Pacific Rim has got itself quite the eclectic team. It has the brains: Idris Elba. The looks: Charlie Hunnam. The muscle: all those giant robots. And, of course, the wild card, b**ches: Charlie Day. Playing an ingenious scientist in the Guillermo del Toro monster movie, Day has quite the leg up in the realm of intelligence on his Always Sunny in Philadelphia counterpart, Mr. Charlie Kelly. Day’s big screen character, Newton Geiszler, knows everything there is to know about the vicious kaiju who are terrorizing Earth and signs up to help shut down an interdimensional portal that is allowing these creatures transport into our world. Yep, he’s a much brighter bulb than Day’s beloved Green Man.
But just because the Champion of the Sun spends most of his workday killing rats and stalking coffee shop waitresses, that doesn’t mean he’s not well versed in a few hard sciences himself. We’ve collected some of the character’s wisest gems in honor of Day’s new scientific turn. So read on and behold: the Science of Charlie Kelly. A master of karate, friendship, and so much more.
Prof. Charlie Kelly on Sedatives
“There’s some sort of weird chemical reaction that happens when you combine cat food, beer, and glue. It makes you feel extremely sick and tired, and you’re able to fall asleep.”
Prof. Charlie Kelly on Feline Zoology
“I bet it flattened itself out, went right through a seam in your wall. Cats do not abide by the laws of nature.”
Prof. Charlie Kelly on Alternative Fuel Sources

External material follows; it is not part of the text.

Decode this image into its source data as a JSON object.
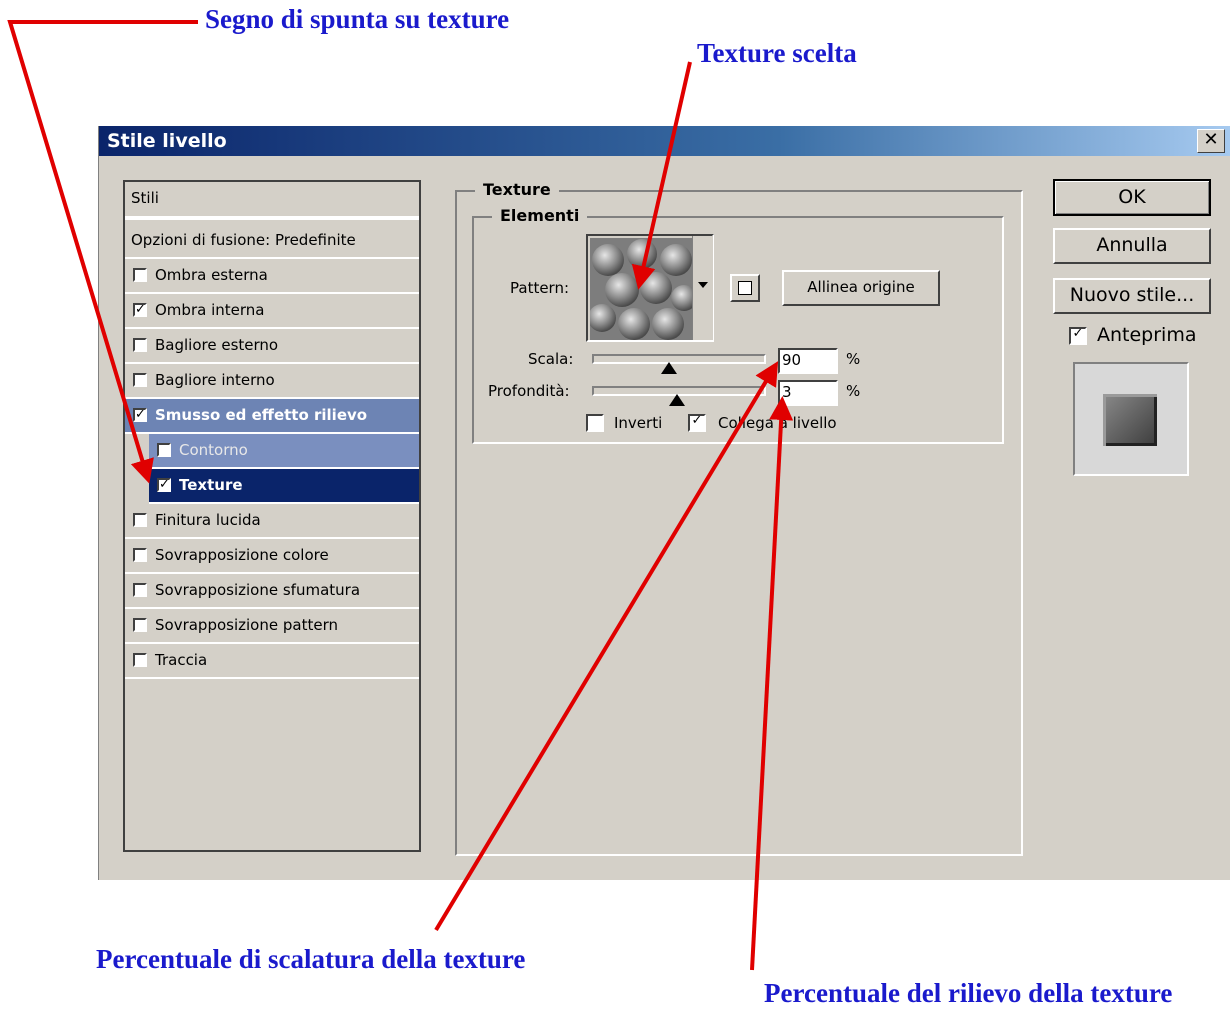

“You pour gas into the car using one of those funnels, and I count how much gas is going into the car.”
Prof. Charlie Kelly on Nutrition
“Dude, you could totally chop a camel in its hump and drink all its milk off the… off the tip of the thing, man!”
Prof. Charlie Kelly on Hematology
“I swallowed like a million blood capsulettes, ’cause I was gonna cough up a handful of blood … And now I’m thinkin’ you’re not supposed to eat them or something, ’cause they’re making me really sick.”
Prof. Charlie Kelly on Zombies… or Rats… or Jaws
“Zombies. I’ve seen it once before, in a rat. And I see it now, in men. Once one gets a taste for its own kind, it can spread through the pack like a wildfire. Mindlessly chomping and biting at their own hinds. Nothing but the taste of flesh on their minds. You know the thing about a rat? It’s got no life in its eyes. Black eyes like a doll’s eyes. Don’t seem to be living at all when it come at ya. ‘Til it bites ya. And then the eyes roll over white. You don’t hear nothing but the screaming and the hollering…”
Prof. Charlie Kelly on the Scientific Method
“All plans fall apart when you put them under a microscope.”